Appendix four presents four new arcane bonds for wizards. These are an elemental bond (sub-typed by what element is chosen), a bond to a location (which can be changed, though not quickly), a bond with a particular spirit, and a bond to your spellbook. This last one, in particular, seemed apropos – I’m amazed it wasn’t offered in the Core Rulebook.
The book closes out with a final appendix of thirty optional material components that can be added to a spell to lend it some extra power. Most of these come from specific creatures, and likewise only affect certain groups of spells. For example, a kraken’s eye allows for any conjuration spell, affecting it as per the Widen Spell metamagic feat. A handy chart lists how much these can be purchased for.
Overall, Advanced Arcana II actually managed to top the high bar set by its predecessor, something I didn’t think was possible. While the book presents so many new spells, its innovations come from the fact that it stretches the boundaries of what its spells can do, from being augmented by local conditions to packing variable options into its effects to the sheer brilliance that are segmented spells.

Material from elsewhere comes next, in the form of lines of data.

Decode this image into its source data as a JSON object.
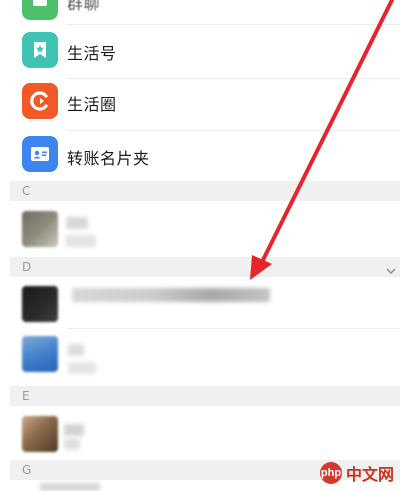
{
  "list": {
    "top_item_label": "群聊",
    "items": [
      {
        "label": "生活号",
        "icon": "ribbon-star-icon",
        "color": "#3fc3b3"
      },
      {
        "label": "生活圈",
        "icon": "circle-c-icon",
        "color": "#f15a26"
      },
      {
        "label": "转账名片夹",
        "icon": "contact-card-icon",
        "color": "#3d86f0"
      }
    ]
  },
  "sections": {
    "c": "C",
    "d": "D",
    "e": "E",
    "g": "G"
  },
  "watermark": {
    "badge": "php",
    "text": "中文网"
  },
  "colors": {
    "arrow": "#e8242b",
    "section_bg": "#f0f0f0",
    "green": "#4cc06a"
  }
}
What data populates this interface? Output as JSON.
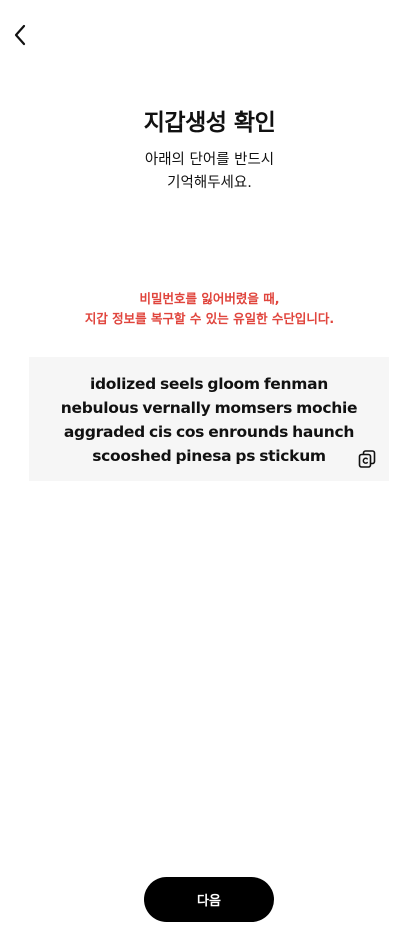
{
  "header": {
    "back_icon": "chevron-left-icon"
  },
  "title": "지갑생성 확인",
  "subtitle": {
    "line1": "아래의 단어를 반드시",
    "line2": "기억해두세요."
  },
  "warning": {
    "line1": "비밀번호를 잃어버렸을 때,",
    "line2": "지갑 정보를 복구할 수 있는 유일한 수단입니다.",
    "color": "#e0453d"
  },
  "mnemonic": {
    "text": "idolized seels gloom fenman nebulous vernally momsers mochie aggraded cis cos enrounds haunch scooshed pinesa ps stickum",
    "copy_icon": "copy-icon"
  },
  "footer": {
    "next_label": "다음"
  }
}
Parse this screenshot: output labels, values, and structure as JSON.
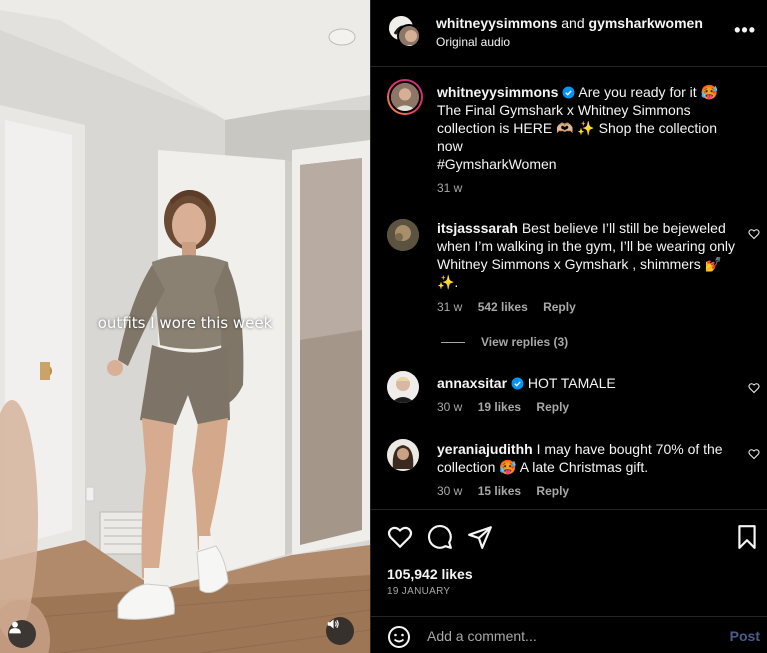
{
  "post": {
    "header": {
      "author": "whitneyysimmons",
      "and": "and",
      "collaborator": "gymsharkwomen",
      "audio": "Original audio",
      "more": "•••"
    },
    "video": {
      "overlay_text": "outfits I wore this week",
      "profile_icon": "user-icon",
      "sound_icon": "speaker-icon"
    },
    "caption": {
      "username": "whitneyysimmons",
      "text_1": "Are you ready for it 🥵 The Final Gymshark x Whitney Simmons collection is HERE 🫶🏼 ✨ Shop the collection now",
      "hashtag": "#GymsharkWomen",
      "time": "31 w"
    },
    "comments": [
      {
        "username": "itsjasssarah",
        "text": "Best believe I’ll still be bejeweled when I’m walking in the gym, I’ll be wearing only Whitney Simmons x Gymshark , shimmers 💅 ✨.",
        "time": "31 w",
        "likes": "542 likes",
        "reply": "Reply",
        "view_replies": "View replies (3)"
      },
      {
        "username": "annaxsitar",
        "text": "HOT TAMALE",
        "time": "30 w",
        "likes": "19 likes",
        "reply": "Reply"
      },
      {
        "username": "yeraniajudithh",
        "text": "I may have bought 70% of the collection 🥵 A late Christmas gift.",
        "time": "30 w",
        "likes": "15 likes",
        "reply": "Reply"
      }
    ],
    "likes_count": "105,942 likes",
    "date": "19 JANUARY",
    "add_comment": {
      "placeholder": "Add a comment...",
      "post_label": "Post"
    },
    "colors": {
      "background": "#000000",
      "text": "#f5f5f5",
      "muted": "#a8a8a8",
      "verified": "#0095f6",
      "post_disabled": "#4a5d8a"
    }
  }
}
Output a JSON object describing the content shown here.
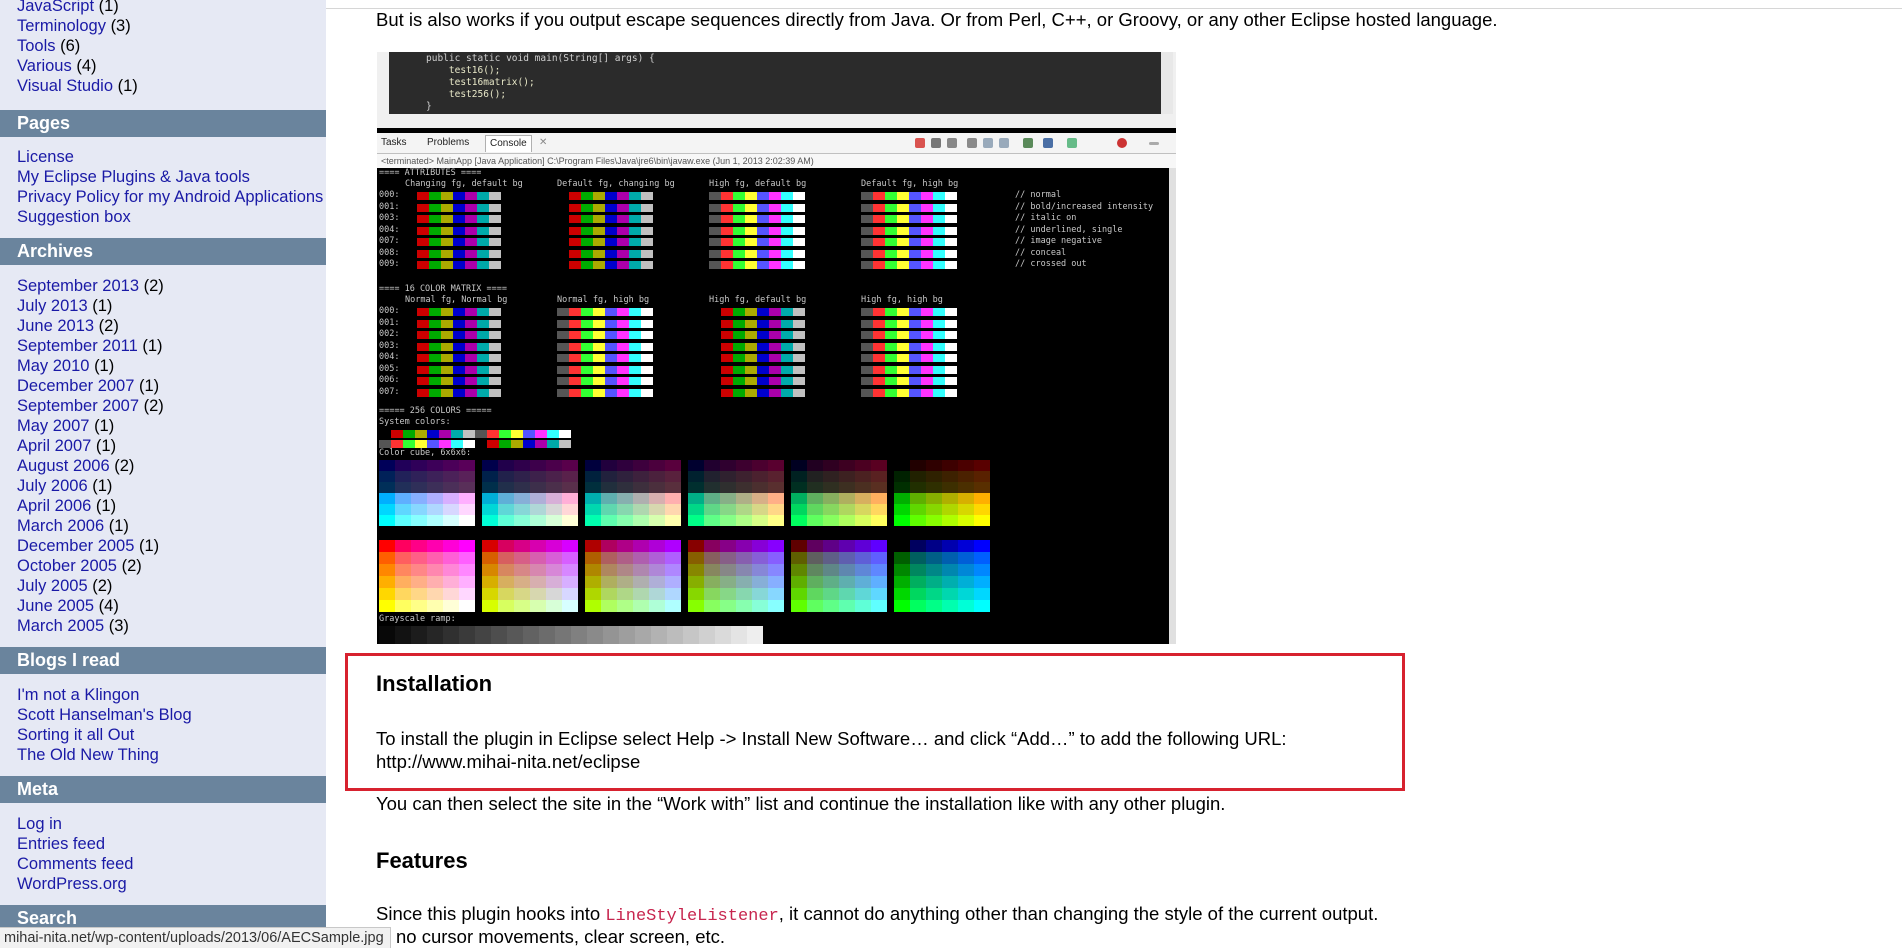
{
  "sidebar": {
    "categories": [
      {
        "label": "JavaScript",
        "count": "(1)"
      },
      {
        "label": "Terminology",
        "count": "(3)"
      },
      {
        "label": "Tools",
        "count": "(6)"
      },
      {
        "label": "Various",
        "count": "(4)"
      },
      {
        "label": "Visual Studio",
        "count": "(1)"
      }
    ],
    "pages_heading": "Pages",
    "pages": [
      {
        "label": "License"
      },
      {
        "label": "My Eclipse Plugins & Java tools"
      },
      {
        "label": "Privacy Policy for my Android Applications"
      },
      {
        "label": "Suggestion box"
      }
    ],
    "archives_heading": "Archives",
    "archives": [
      {
        "label": "September 2013",
        "count": "(2)"
      },
      {
        "label": "July 2013",
        "count": "(1)"
      },
      {
        "label": "June 2013",
        "count": "(2)"
      },
      {
        "label": "September 2011",
        "count": "(1)"
      },
      {
        "label": "May 2010",
        "count": "(1)"
      },
      {
        "label": "December 2007",
        "count": "(1)"
      },
      {
        "label": "September 2007",
        "count": "(2)"
      },
      {
        "label": "May 2007",
        "count": "(1)"
      },
      {
        "label": "April 2007",
        "count": "(1)"
      },
      {
        "label": "August 2006",
        "count": "(2)"
      },
      {
        "label": "July 2006",
        "count": "(1)"
      },
      {
        "label": "April 2006",
        "count": "(1)"
      },
      {
        "label": "March 2006",
        "count": "(1)"
      },
      {
        "label": "December 2005",
        "count": "(1)"
      },
      {
        "label": "October 2005",
        "count": "(2)"
      },
      {
        "label": "July 2005",
        "count": "(2)"
      },
      {
        "label": "June 2005",
        "count": "(4)"
      },
      {
        "label": "March 2005",
        "count": "(3)"
      }
    ],
    "blogs_heading": "Blogs I read",
    "blogs": [
      {
        "label": "I'm not a Klingon"
      },
      {
        "label": "Scott Hanselman's Blog"
      },
      {
        "label": "Sorting it all Out"
      },
      {
        "label": "The Old New Thing"
      }
    ],
    "meta_heading": "Meta",
    "meta": [
      {
        "label": "Log in"
      },
      {
        "label": "Entries feed"
      },
      {
        "label": "Comments feed"
      },
      {
        "label": "WordPress.org"
      }
    ],
    "search_heading": "Search"
  },
  "status_url": "mihai-nita.net/wp-content/uploads/2013/06/AECSample.jpg",
  "content": {
    "intro": "But is also works if you output escape sequences directly from Java. Or from Perl, C++, or Groovy, or any other Eclipse hosted language.",
    "installation_heading": "Installation",
    "install_text_1": "To install the plugin in Eclipse select Help -> Install New Software… and click “Add…” to add the following URL:",
    "install_url": "http://www.mihai-nita.net/eclipse",
    "install_text_2": "You can then select the site in the “Work with” list and continue the installation like with any other plugin.",
    "features_heading": "Features",
    "features_pre": "Since this plugin hooks into ",
    "features_code": "LineStyleListener",
    "features_post": ", it cannot do anything other than changing the style of the current output.",
    "features_line2": "no cursor movements, clear screen, etc."
  },
  "screenshot": {
    "code_lines": [
      "public static void main(String[] args) {",
      "    test16();",
      "    test16matrix();",
      "    test256();",
      "}"
    ],
    "tabs": [
      "Tasks",
      "Problems",
      "Console"
    ],
    "terminated": "<terminated> MainApp [Java Application] C:\\Program Files\\Java\\jre6\\bin\\javaw.exe (Jun 1, 2013 2:02:39 AM)",
    "attributes_header": "==== ATTRIBUTES ====",
    "attr_col_titles": [
      "Changing fg, default bg",
      "Default fg, changing bg",
      "High fg, default bg",
      "Default fg, high bg"
    ],
    "row_labels": [
      "000:",
      "001:",
      "003:",
      "004:",
      "007:",
      "008:",
      "009:"
    ],
    "attr_comments": [
      "// normal",
      "// bold/increased intensity",
      "// italic on",
      "// underlined, single",
      "// image negative",
      "// conceal",
      "// crossed out"
    ],
    "matrix_header": "==== 16 COLOR MATRIX ====",
    "matrix_col_titles": [
      "Normal fg, Normal bg",
      "Normal fg, high bg",
      "High fg, default bg",
      "High fg, high bg"
    ],
    "matrix_row_labels": [
      "000:",
      "001:",
      "002:",
      "003:",
      "004:",
      "005:",
      "006:",
      "007:"
    ],
    "colors256_header": "===== 256 COLORS =====",
    "system_colors": "System colors:",
    "color_cube": "Color cube, 6x6x6:",
    "grayscale": "Grayscale ramp:"
  },
  "colors": {
    "sidebar_bg": "#e6e9f4",
    "heading_bg": "#6a849d",
    "link": "#1a1aa6",
    "highlight_border": "#d7222f"
  }
}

Add in things like the variant spellbook construction rules and the new familiars and arcane bonds, and there’s so much great stuff in here that it’s hard to justify not using this book in your game. I say, five stars to this book – it deserves every one of them. Pick it up and advance your game’s spellcasters!